App and web page records

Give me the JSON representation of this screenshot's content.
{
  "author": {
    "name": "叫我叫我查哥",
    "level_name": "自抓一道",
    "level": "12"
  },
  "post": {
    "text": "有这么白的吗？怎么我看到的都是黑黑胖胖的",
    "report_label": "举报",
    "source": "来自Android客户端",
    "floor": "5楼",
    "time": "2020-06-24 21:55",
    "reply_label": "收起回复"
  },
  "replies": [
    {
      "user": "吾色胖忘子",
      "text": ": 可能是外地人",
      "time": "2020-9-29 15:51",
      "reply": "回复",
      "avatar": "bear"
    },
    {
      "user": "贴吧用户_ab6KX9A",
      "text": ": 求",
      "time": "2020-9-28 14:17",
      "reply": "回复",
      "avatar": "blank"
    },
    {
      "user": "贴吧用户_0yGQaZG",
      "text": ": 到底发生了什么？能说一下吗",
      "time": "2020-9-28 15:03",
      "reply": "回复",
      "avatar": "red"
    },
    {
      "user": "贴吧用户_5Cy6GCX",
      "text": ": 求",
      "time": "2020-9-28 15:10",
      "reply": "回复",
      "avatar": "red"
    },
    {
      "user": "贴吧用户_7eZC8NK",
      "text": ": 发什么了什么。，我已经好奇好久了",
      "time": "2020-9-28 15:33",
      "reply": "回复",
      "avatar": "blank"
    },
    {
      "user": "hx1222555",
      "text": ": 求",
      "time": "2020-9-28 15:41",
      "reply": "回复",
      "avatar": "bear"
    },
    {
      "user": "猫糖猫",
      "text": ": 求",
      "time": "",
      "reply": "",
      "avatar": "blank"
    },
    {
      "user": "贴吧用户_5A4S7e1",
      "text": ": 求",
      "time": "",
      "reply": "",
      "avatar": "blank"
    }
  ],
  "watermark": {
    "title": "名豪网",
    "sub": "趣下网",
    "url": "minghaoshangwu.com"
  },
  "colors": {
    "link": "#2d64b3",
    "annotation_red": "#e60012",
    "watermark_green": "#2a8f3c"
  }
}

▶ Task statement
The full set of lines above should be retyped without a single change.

▶ Output for this exercise
Give me the JSON representation of this screenshot's content.
{
  "author": {
    "name": "叫我叫我查哥",
    "level_name": "自抓一道",
    "level": "12"
  },
  "post": {
    "text": "有这么白的吗？怎么我看到的都是黑黑胖胖的",
    "report_label": "举报",
    "source": "来自Android客户端",
    "floor": "5楼",
    "time": "2020-06-24 21:55",
    "reply_label": "收起回复"
  },
  "replies": [
    {
      "user": "吾色胖忘子",
      "text": ": 可能是外地人",
      "time": "2020-9-29 15:51",
      "reply": "回复",
      "avatar": "bear"
    },
    {
      "user": "贴吧用户_ab6KX9A",
      "text": ": 求",
      "time": "2020-9-28 14:17",
      "reply": "回复",
      "avatar": "blank"
    },
    {
      "user": "贴吧用户_0yGQaZG",
      "text": ": 到底发生了什么？能说一下吗",
      "time": "2020-9-28 15:03",
      "reply": "回复",
      "avatar": "red"
    },
    {
      "user": "贴吧用户_5Cy6GCX",
      "text": ": 求",
      "time": "2020-9-28 15:10",
      "reply": "回复",
      "avatar": "red"
    },
    {
      "user": "贴吧用户_7eZC8NK",
      "text": ": 发什么了什么。，我已经好奇好久了",
      "time": "2020-9-28 15:33",
      "reply": "回复",
      "avatar": "blank"
    },
    {
      "user": "hx1222555",
      "text": ": 求",
      "time": "2020-9-28 15:41",
      "reply": "回复",
      "avatar": "bear"
    },
    {
      "user": "猫糖猫",
      "text": ": 求",
      "time": "",
      "reply": "",
      "avatar": "blank"
    },
    {
      "user": "贴吧用户_5A4S7e1",
      "text": ": 求",
      "time": "",
      "reply": "",
      "avatar": "blank"
    }
  ],
  "watermark": {
    "title": "名豪网",
    "sub": "趣下网",
    "url": "minghaoshangwu.com"
  },
  "colors": {
    "link": "#2d64b3",
    "annotation_red": "#e60012",
    "watermark_green": "#2a8f3c"
  }
}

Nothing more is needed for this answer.